"I don't consider myself a hero," said Army Resere Sgt. Gregory S. Ruske. "I was just an ordinary guy put in an extraordinary situation. I reacted based on my upbringing, training and compassion, and thankfully, it worked out in the end."
That extraordinary situation and Ruske's quick and decisive action would bring him the Silver Star, the nation's third-highest award for valor and gallantry in the face of the enemy. It was presented to him at a ceremony Thursday in Orlando, Fla., by Chief of the Army Reserve Lt. Gen. Jack C. Stultz.
Recalling April 12, 28-year-old Ruske from Colorado Springs, Colo., was on patrol with six Soldiers and two Afghan National Police officers in the Afghanya Valley, Kapisa Province, Afghanistan, when "all hades broke loose," sending his fellow Soldiers to the ground in a shallow ditch. Ruske was serving with 3rd platoon, A company, Task Force Gladiator, Combined Task Force 101.
"I was pulling rear security when the opening barrage happened and that's when the two ANP officers got hit because they were in the lead as our guides," Ruske said. "I managed to get over to the corner of this little house and started lobbing M-203 grenades and returning fire with my rifle as well."
Ruske's fellow Soldiers were able to peel back and take cover behind the building. He thought if he could get access to the roof or a window he would have a better angle to see the enemy. After negotiating with the house's owner, he made it to the roof when everything started exploding around him.
"Then I felt something, like a rubber band, hit me in the hip, so I fell to the roof, looked at my glove, which was covered in blood... at that point I decided the roof was not a good place to be, so I got myself off the roof," he said.
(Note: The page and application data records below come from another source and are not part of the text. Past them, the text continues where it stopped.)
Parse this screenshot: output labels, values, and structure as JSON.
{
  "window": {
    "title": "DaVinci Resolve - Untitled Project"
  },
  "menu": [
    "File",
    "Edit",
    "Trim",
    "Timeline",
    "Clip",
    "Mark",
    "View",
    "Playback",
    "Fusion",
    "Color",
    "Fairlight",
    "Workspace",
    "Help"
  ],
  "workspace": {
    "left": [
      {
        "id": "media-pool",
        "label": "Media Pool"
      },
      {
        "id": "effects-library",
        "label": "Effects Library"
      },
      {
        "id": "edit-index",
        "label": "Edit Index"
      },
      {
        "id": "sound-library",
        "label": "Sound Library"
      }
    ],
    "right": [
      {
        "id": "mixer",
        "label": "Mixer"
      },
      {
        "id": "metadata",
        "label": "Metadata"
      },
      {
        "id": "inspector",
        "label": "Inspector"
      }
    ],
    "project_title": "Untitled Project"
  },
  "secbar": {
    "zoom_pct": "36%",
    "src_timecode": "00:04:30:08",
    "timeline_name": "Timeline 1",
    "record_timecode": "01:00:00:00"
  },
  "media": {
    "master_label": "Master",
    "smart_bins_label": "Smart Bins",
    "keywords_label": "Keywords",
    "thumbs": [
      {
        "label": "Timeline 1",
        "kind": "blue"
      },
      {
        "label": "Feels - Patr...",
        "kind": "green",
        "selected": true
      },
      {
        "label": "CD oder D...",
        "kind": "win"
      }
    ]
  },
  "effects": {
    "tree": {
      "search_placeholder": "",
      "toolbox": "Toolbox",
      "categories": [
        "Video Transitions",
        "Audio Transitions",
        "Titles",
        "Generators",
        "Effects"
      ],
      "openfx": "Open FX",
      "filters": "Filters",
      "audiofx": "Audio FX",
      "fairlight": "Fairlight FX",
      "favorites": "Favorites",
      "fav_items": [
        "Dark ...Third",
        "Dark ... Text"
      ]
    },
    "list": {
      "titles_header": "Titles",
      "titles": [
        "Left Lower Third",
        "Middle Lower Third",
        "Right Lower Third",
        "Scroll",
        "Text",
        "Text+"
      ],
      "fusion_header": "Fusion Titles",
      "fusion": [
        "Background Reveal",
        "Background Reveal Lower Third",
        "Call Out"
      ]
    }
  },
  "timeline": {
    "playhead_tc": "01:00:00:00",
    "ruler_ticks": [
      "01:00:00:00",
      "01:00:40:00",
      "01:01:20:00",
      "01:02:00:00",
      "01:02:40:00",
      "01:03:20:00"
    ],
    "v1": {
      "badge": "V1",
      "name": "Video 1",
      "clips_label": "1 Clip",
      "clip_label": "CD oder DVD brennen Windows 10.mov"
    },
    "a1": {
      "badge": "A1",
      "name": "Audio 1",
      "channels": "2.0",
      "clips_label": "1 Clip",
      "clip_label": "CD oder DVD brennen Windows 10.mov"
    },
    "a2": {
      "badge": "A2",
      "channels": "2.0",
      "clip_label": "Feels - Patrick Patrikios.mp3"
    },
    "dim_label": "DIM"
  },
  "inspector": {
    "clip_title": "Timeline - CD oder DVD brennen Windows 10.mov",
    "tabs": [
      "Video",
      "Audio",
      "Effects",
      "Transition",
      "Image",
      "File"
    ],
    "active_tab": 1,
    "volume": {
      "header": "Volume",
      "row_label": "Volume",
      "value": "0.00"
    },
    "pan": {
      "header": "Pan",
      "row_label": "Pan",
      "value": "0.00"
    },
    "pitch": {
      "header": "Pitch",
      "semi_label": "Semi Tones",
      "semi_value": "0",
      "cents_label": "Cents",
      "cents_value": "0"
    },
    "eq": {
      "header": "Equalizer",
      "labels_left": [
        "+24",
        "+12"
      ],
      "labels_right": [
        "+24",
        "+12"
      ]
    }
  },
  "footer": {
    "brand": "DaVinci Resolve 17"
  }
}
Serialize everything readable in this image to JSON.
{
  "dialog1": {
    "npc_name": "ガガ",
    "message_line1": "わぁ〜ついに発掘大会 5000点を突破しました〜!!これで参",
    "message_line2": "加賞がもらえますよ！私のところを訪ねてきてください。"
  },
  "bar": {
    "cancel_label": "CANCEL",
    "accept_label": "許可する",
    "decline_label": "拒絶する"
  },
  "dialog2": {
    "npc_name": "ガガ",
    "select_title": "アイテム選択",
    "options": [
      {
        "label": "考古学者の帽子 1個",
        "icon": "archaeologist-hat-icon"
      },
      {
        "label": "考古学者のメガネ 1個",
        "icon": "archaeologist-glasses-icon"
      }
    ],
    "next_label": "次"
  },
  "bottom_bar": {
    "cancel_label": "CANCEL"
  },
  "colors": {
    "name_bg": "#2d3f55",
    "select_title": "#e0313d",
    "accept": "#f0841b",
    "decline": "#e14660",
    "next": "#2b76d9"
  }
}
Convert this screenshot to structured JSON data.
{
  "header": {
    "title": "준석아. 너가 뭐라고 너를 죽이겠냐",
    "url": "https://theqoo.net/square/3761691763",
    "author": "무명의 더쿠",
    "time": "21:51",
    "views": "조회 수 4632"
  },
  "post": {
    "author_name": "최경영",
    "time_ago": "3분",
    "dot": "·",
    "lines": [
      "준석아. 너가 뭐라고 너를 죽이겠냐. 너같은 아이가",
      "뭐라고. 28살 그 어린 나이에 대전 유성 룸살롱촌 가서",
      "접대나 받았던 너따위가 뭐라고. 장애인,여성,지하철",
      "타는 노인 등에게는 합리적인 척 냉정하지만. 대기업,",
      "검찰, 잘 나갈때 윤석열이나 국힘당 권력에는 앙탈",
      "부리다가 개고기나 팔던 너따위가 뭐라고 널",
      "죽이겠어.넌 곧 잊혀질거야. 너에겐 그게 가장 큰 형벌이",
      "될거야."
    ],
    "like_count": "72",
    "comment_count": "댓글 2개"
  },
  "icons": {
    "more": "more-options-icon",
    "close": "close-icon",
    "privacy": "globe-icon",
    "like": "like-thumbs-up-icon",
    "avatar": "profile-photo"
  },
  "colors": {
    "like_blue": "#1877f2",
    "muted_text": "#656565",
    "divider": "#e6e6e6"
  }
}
After being treated with a field dressing, Ruske found one of the ANP officers who had been ambushed was still in the field about 50 meters from where he'd been ambushed. He had managed to crawl into a small ditch for cover, but the enemy was still laying down rounds.
"I grabbed my SAW (squad automatic weapon, an M-249 light machine gun) gunner and told him to give me a nice "z" pattern on the count of three and then just empty the entire drum, to suppress the enemy's fire," Ruske said.
He and another Solder then ran out, one grabbing the policeman's arms, Ruske lifting his legs.
"I lifted his legs, not knowing that the round had hit him shattering his femur," he said. "At this point he was screaming, but we managed to carry him into the compound and get a tourniquet on his leg, then we went back to fighting."
After Ruske was medically evacuated and treated, he visited the police officer. His leg had been put back together, his other wounds treated and he was "good to go."
Looking back on everything that occurred that day, Ruske remembered how his father had been in the Army during World War II, his stepdad in the Army in the chemical corps.
"I remember hearing my grandfather's stories, the sense of pride and patriotism he had," Ruske said. "You know, what's a couple of years of my life for a country that has given me 28 years of pretty good living compared with what I've seen overseas."
"The people there are a lot like us. They want to make some money, raise their families, live their lives and be happy," he said.
As for the Silver Star he now wears for his heroic actions, Ruske remains humble.
"People in a much higher position than I made that decision, but it seems to me that I was smart enough to come up with a plan, stupid enough to try it and lucky enough to survive it," he said. "It means I was doing my job."